/---

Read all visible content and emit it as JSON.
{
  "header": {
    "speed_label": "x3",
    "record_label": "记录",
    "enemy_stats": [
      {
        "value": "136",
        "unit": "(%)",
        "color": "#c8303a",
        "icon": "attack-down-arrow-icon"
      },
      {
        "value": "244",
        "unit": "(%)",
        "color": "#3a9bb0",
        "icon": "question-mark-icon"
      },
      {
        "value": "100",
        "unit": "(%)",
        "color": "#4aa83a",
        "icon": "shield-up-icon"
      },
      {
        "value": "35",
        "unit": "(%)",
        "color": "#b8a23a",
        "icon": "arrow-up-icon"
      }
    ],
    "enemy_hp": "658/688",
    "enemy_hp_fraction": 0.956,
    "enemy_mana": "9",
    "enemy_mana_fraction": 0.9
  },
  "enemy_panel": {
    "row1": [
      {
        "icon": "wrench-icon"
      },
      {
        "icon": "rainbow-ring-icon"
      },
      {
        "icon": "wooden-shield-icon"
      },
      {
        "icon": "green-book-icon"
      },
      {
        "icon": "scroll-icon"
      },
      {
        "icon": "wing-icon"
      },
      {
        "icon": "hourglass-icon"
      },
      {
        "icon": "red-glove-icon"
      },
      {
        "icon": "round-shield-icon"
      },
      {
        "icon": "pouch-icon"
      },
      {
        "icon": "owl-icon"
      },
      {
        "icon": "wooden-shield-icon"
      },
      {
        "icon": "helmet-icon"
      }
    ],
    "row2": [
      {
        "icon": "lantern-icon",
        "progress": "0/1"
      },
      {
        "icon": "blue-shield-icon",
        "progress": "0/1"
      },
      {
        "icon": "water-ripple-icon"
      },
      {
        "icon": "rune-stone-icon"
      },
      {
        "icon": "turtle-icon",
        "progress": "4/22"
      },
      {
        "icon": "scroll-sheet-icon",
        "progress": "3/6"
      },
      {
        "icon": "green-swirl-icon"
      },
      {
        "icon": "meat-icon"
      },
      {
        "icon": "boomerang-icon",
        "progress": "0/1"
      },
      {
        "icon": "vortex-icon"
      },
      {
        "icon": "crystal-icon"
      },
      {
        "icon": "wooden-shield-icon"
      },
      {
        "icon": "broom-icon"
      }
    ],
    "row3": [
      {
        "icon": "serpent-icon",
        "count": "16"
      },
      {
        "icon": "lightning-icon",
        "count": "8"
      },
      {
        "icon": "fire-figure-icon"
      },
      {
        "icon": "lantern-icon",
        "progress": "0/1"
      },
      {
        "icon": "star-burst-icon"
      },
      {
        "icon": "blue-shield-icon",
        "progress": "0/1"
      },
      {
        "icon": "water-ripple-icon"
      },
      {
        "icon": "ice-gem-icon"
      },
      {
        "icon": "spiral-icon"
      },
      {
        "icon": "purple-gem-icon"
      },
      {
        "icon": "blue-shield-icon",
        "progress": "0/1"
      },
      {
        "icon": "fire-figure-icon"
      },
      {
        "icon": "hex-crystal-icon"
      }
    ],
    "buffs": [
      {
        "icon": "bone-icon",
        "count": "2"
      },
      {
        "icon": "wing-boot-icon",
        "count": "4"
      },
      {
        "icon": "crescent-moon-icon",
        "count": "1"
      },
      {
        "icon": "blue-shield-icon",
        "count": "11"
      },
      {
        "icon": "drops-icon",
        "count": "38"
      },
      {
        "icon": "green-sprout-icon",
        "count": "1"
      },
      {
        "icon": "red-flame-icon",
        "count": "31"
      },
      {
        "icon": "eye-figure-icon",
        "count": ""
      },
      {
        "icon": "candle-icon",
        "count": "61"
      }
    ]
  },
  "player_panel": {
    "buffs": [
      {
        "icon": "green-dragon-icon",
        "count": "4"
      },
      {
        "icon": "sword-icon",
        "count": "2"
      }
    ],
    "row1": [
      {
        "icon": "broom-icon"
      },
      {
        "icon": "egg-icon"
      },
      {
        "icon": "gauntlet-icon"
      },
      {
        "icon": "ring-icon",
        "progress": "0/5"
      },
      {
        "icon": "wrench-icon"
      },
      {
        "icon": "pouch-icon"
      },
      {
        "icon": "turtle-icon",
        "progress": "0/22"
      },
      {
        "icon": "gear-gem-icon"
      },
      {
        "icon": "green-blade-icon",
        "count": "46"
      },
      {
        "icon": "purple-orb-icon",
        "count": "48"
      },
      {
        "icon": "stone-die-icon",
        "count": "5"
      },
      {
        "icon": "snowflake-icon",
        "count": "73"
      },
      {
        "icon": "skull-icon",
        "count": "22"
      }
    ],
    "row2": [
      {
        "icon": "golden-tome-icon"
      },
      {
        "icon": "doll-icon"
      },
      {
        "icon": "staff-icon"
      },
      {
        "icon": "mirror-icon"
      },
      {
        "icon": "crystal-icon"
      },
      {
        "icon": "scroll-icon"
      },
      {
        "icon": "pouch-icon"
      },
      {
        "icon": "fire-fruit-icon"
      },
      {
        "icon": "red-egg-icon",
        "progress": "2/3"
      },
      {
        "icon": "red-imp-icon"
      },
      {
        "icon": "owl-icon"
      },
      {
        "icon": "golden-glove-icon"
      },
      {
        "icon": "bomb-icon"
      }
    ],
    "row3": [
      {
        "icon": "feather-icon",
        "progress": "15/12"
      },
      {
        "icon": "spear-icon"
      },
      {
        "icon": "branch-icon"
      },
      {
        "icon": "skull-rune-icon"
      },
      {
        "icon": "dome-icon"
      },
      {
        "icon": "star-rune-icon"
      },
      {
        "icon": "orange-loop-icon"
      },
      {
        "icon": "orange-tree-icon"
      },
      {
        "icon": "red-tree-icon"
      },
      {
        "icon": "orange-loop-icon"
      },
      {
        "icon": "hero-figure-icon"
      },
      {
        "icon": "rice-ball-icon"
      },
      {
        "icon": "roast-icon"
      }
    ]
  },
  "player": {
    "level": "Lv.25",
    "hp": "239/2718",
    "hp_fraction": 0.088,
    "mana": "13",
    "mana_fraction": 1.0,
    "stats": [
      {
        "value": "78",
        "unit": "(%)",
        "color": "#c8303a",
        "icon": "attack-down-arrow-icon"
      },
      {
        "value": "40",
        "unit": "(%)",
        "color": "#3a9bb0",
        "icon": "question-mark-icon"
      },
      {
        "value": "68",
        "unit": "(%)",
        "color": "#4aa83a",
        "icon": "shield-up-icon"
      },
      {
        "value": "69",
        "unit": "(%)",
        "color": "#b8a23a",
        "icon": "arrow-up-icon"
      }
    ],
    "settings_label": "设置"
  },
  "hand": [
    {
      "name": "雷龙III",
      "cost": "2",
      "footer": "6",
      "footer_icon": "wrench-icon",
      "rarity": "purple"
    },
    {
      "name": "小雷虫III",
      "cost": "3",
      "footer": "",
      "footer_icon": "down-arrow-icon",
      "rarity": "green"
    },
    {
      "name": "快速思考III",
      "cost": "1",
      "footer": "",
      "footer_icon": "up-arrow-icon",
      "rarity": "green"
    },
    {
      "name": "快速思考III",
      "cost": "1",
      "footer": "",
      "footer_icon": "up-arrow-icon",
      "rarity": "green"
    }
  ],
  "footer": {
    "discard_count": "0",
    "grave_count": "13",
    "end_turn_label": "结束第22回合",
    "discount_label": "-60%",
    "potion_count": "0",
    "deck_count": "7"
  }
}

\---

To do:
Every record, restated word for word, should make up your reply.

Solved problem:
Read all visible content and emit it as JSON.
{
  "header": {
    "speed_label": "x3",
    "record_label": "记录",
    "enemy_stats": [
      {
        "value": "136",
        "unit": "(%)",
        "color": "#c8303a",
        "icon": "attack-down-arrow-icon"
      },
      {
        "value": "244",
        "unit": "(%)",
        "color": "#3a9bb0",
        "icon": "question-mark-icon"
      },
      {
        "value": "100",
        "unit": "(%)",
        "color": "#4aa83a",
        "icon": "shield-up-icon"
      },
      {
        "value": "35",
        "unit": "(%)",
        "color": "#b8a23a",
        "icon": "arrow-up-icon"
      }
    ],
    "enemy_hp": "658/688",
    "enemy_hp_fraction": 0.956,
    "enemy_mana": "9",
    "enemy_mana_fraction": 0.9
  },
  "enemy_panel": {
    "row1": [
      {
        "icon": "wrench-icon"
      },
      {
        "icon": "rainbow-ring-icon"
      },
      {
        "icon": "wooden-shield-icon"
      },
      {
        "icon": "green-book-icon"
      },
      {
        "icon": "scroll-icon"
      },
      {
        "icon": "wing-icon"
      },
      {
        "icon": "hourglass-icon"
      },
      {
        "icon": "red-glove-icon"
      },
      {
        "icon": "round-shield-icon"
      },
      {
        "icon": "pouch-icon"
      },
      {
        "icon": "owl-icon"
      },
      {
        "icon": "wooden-shield-icon"
      },
      {
        "icon": "helmet-icon"
      }
    ],
    "row2": [
      {
        "icon": "lantern-icon",
        "progress": "0/1"
      },
      {
        "icon": "blue-shield-icon",
        "progress": "0/1"
      },
      {
        "icon": "water-ripple-icon"
      },
      {
        "icon": "rune-stone-icon"
      },
      {
        "icon": "turtle-icon",
        "progress": "4/22"
      },
      {
        "icon": "scroll-sheet-icon",
        "progress": "3/6"
      },
      {
        "icon": "green-swirl-icon"
      },
      {
        "icon": "meat-icon"
      },
      {
        "icon": "boomerang-icon",
        "progress": "0/1"
      },
      {
        "icon": "vortex-icon"
      },
      {
        "icon": "crystal-icon"
      },
      {
        "icon": "wooden-shield-icon"
      },
      {
        "icon": "broom-icon"
      }
    ],
    "row3": [
      {
        "icon": "serpent-icon",
        "count": "16"
      },
      {
        "icon": "lightning-icon",
        "count": "8"
      },
      {
        "icon": "fire-figure-icon"
      },
      {
        "icon": "lantern-icon",
        "progress": "0/1"
      },
      {
        "icon": "star-burst-icon"
      },
      {
        "icon": "blue-shield-icon",
        "progress": "0/1"
      },
      {
        "icon": "water-ripple-icon"
      },
      {
        "icon": "ice-gem-icon"
      },
      {
        "icon": "spiral-icon"
      },
      {
        "icon": "purple-gem-icon"
      },
      {
        "icon": "blue-shield-icon",
        "progress": "0/1"
      },
      {
        "icon": "fire-figure-icon"
      },
      {
        "icon": "hex-crystal-icon"
      }
    ],
    "buffs": [
      {
        "icon": "bone-icon",
        "count": "2"
      },
      {
        "icon": "wing-boot-icon",
        "count": "4"
      },
      {
        "icon": "crescent-moon-icon",
        "count": "1"
      },
      {
        "icon": "blue-shield-icon",
        "count": "11"
      },
      {
        "icon": "drops-icon",
        "count": "38"
      },
      {
        "icon": "green-sprout-icon",
        "count": "1"
      },
      {
        "icon": "red-flame-icon",
        "count": "31"
      },
      {
        "icon": "eye-figure-icon",
        "count": ""
      },
      {
        "icon": "candle-icon",
        "count": "61"
      }
    ]
  },
  "player_panel": {
    "buffs": [
      {
        "icon": "green-dragon-icon",
        "count": "4"
      },
      {
        "icon": "sword-icon",
        "count": "2"
      }
    ],
    "row1": [
      {
        "icon": "broom-icon"
      },
      {
        "icon": "egg-icon"
      },
      {
        "icon": "gauntlet-icon"
      },
      {
        "icon": "ring-icon",
        "progress": "0/5"
      },
      {
        "icon": "wrench-icon"
      },
      {
        "icon": "pouch-icon"
      },
      {
        "icon": "turtle-icon",
        "progress": "0/22"
      },
      {
        "icon": "gear-gem-icon"
      },
      {
        "icon": "green-blade-icon",
        "count": "46"
      },
      {
        "icon": "purple-orb-icon",
        "count": "48"
      },
      {
        "icon": "stone-die-icon",
        "count": "5"
      },
      {
        "icon": "snowflake-icon",
        "count": "73"
      },
      {
        "icon": "skull-icon",
        "count": "22"
      }
    ],
    "row2": [
      {
        "icon": "golden-tome-icon"
      },
      {
        "icon": "doll-icon"
      },
      {
        "icon": "staff-icon"
      },
      {
        "icon": "mirror-icon"
      },
      {
        "icon": "crystal-icon"
      },
      {
        "icon": "scroll-icon"
      },
      {
        "icon": "pouch-icon"
      },
      {
        "icon": "fire-fruit-icon"
      },
      {
        "icon": "red-egg-icon",
        "progress": "2/3"
      },
      {
        "icon": "red-imp-icon"
      },
      {
        "icon": "owl-icon"
      },
      {
        "icon": "golden-glove-icon"
      },
      {
        "icon": "bomb-icon"
      }
    ],
    "row3": [
      {
        "icon": "feather-icon",
        "progress": "15/12"
      },
      {
        "icon": "spear-icon"
      },
      {
        "icon": "branch-icon"
      },
      {
        "icon": "skull-rune-icon"
      },
      {
        "icon": "dome-icon"
      },
      {
        "icon": "star-rune-icon"
      },
      {
        "icon": "orange-loop-icon"
      },
      {
        "icon": "orange-tree-icon"
      },
      {
        "icon": "red-tree-icon"
      },
      {
        "icon": "orange-loop-icon"
      },
      {
        "icon": "hero-figure-icon"
      },
      {
        "icon": "rice-ball-icon"
      },
      {
        "icon": "roast-icon"
      }
    ]
  },
  "player": {
    "level": "Lv.25",
    "hp": "239/2718",
    "hp_fraction": 0.088,
    "mana": "13",
    "mana_fraction": 1.0,
    "stats": [
      {
        "value": "78",
        "unit": "(%)",
        "color": "#c8303a",
        "icon": "attack-down-arrow-icon"
      },
      {
        "value": "40",
        "unit": "(%)",
        "color": "#3a9bb0",
        "icon": "question-mark-icon"
      },
      {
        "value": "68",
        "unit": "(%)",
        "color": "#4aa83a",
        "icon": "shield-up-icon"
      },
      {
        "value": "69",
        "unit": "(%)",
        "color": "#b8a23a",
        "icon": "arrow-up-icon"
      }
    ],
    "settings_label": "设置"
  },
  "hand": [
    {
      "name": "雷龙III",
      "cost": "2",
      "footer": "6",
      "footer_icon": "wrench-icon",
      "rarity": "purple"
    },
    {
      "name": "小雷虫III",
      "cost": "3",
      "footer": "",
      "footer_icon": "down-arrow-icon",
      "rarity": "green"
    },
    {
      "name": "快速思考III",
      "cost": "1",
      "footer": "",
      "footer_icon": "up-arrow-icon",
      "rarity": "green"
    },
    {
      "name": "快速思考III",
      "cost": "1",
      "footer": "",
      "footer_icon": "up-arrow-icon",
      "rarity": "green"
    }
  ],
  "footer": {
    "discard_count": "0",
    "grave_count": "13",
    "end_turn_label": "结束第22回合",
    "discount_label": "-60%",
    "potion_count": "0",
    "deck_count": "7"
  }
}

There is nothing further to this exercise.